Skip to main content

Chairman of Vermont Indian affairs commission resigns

MONTPELIER, Vt. – The man who led the Vermont Commission on Native American Affairs through a two-year tug of war with the state over its refusal to pass legislation recognizing Vermont’s indigenous Abenaki people has resigned.
Mark Mitchell, Abenaki, sent a letter of resignation to Gov. James Douglas Sept. 1, expressing his frustration over the state’s lack of action to correct its flawed 2006 law that created the commission in part to protect Vermont’s Indian artists and artisans under the federal Indian Arts and Crafts Act, but didn’t give it the authority it needed to recognize the state’s Abenaki tribes and bands.
“Quite frankly, I feel that I have been put in an untenable situation from the onset in that the Vermont Commission on Native American Affairs has established powers which are illusory; that is, how can the commission maintain said established powers unless the state concomitantly recognizes Native peoples residing within its borders?” he wrote.
“In other words, how can the state of Vermont establish a commission with established authority yet at the same time failing to recognize the Native Americans, i.e. the Abenaki, as delineated historically as the St. Francis/Sokoki Band of the Missisquoi?”
The Legislature’s 2006 bill – S. 117 – recognized Vermont’s Abenaki “people,” created the commission and gave it the authority, among other things, to “permit the creation, display and sale of Native American arts and crafts and legally to label them as Indian- or Native American-produced” as provided in the federal Indian Arts and Crafts Act of 1990.
But when the commission began drafting criteria to recognize tribes and bands, the state’s attorney general’s office stepped in and claimed the commission was authorized only to recognize individual artists, not tribes or bands.
The issue heated up last year when Indian Arts and Crafts Board Director Meredith Stanton described the Vermont situation as “odd” and said the state legislation does not meet the federal act’s requirements.
The situation entered the realm of irony early this year when Jesse Larocque, a master Abenaki basket maker who has received federal grants for his work, was issued a cease and desist order from another federal agency – the Indian Arts and Crafts Board – to stop labeling his work as made by an Abenaki Indian.
During the last legislative session, the Vermont Legislature failed to pass a bill that would have recognized three Abenaki bands after numerous amendments, hearings and Senate support.
Republican state Sen. Vincent Illuzzi, the chair of the Senate Committee on Economic Development and a supporter of state recognition for Vermont’s Abenaki tribes and bands, acknowledged during the process that the issue was muddied by misinformation and fear that state recognition would be followed by casinos.
“There’s a lot of misinformation and bias against the Abenakis.
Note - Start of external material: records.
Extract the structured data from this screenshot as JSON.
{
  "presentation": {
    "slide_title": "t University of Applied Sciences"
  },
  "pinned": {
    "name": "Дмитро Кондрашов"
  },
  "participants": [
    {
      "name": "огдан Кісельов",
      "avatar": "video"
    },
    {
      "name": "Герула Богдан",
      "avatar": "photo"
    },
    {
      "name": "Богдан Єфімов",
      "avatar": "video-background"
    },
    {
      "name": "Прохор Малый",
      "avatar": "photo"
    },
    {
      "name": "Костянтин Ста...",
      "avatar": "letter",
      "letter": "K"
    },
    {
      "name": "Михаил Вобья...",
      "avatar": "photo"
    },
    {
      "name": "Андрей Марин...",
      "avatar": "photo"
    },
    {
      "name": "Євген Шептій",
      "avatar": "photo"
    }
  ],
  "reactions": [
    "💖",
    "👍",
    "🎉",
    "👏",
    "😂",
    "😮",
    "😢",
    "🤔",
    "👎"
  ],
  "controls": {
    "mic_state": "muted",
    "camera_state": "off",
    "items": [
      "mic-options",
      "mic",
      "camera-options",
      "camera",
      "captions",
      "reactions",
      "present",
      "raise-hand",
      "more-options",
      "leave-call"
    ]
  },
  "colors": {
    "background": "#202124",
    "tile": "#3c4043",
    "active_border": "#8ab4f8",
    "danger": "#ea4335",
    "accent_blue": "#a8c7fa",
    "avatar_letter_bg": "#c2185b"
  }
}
I don’t know why or where it’s coming from. It’s very discouraging at times. Some people have been led to think this is going to lead to gaming and Indian reservations and casinos, which is dead wrong, but once these people have these ideas in their heads – and the opponents who are spreading this don’t take the time to do the research – it’s hard to get people on track,’’ Illuzzi told Indian Country Today at the time.
Mitchell said the Legislature’s failure to act was “shameful.”
“To simply not address the recognition issue because of political nuance is nothing short of shameful in the year 2008,” he said in his resignation letter.
In an interview with ICT, Mitchell said he felt relieved to be off the commission.
“After two years of trying to correct S. 117, it failed; … it’s still the Legislature’s fault for creating S. 117 and the Legislature’s fault for not correcting it. I feel relieved. I guess they prematurely created a commission.”
Mitchell had served on an advisory committee for Indian affairs in the early 1990s under former Gov. Howard Dean and noted a world of difference between the two entities.
“The first one had a purpose and it had a community. Three members were appointed by the governor and three were appointed by the tribal council of the St. Francis/Sokoki Band of the Abenaki Nation of Missisquoi. So the community focus back then was the Missisquoi Indians and then when they created S. 117 that became lost and I suppose whatever relationship the state had with the Native community – I don’t see it there anymore.”
The BIA denied the St. Francis Missisquoi Band federal recognition in 2007 after almost three decades of effort – a denial that also enters the realm of irony in view of the fact that the band has received federal funding for education and other purposes for more than 30 years. Even the tribe’s Web site – – was federally funded.
Mitchell said he had declined a telephone offer during the summer from the governor’s office to be reappointed to the commission, but there was no follow-up. He was under the impression that his term had expired on July 31, but then discovered a statute indicating his term would be extended to March 1, 2009, since the governor had taken no action to appoint his replacement.
“I have no desire to convene the current commission and in respect to the Abenaki peoples. I am stepping down as chair of the Vermont Commission on Native American Affairs, since lack of respect by the Vermont Legislature leaves me no other choice,” Mitchell told the governor in his resignation letter.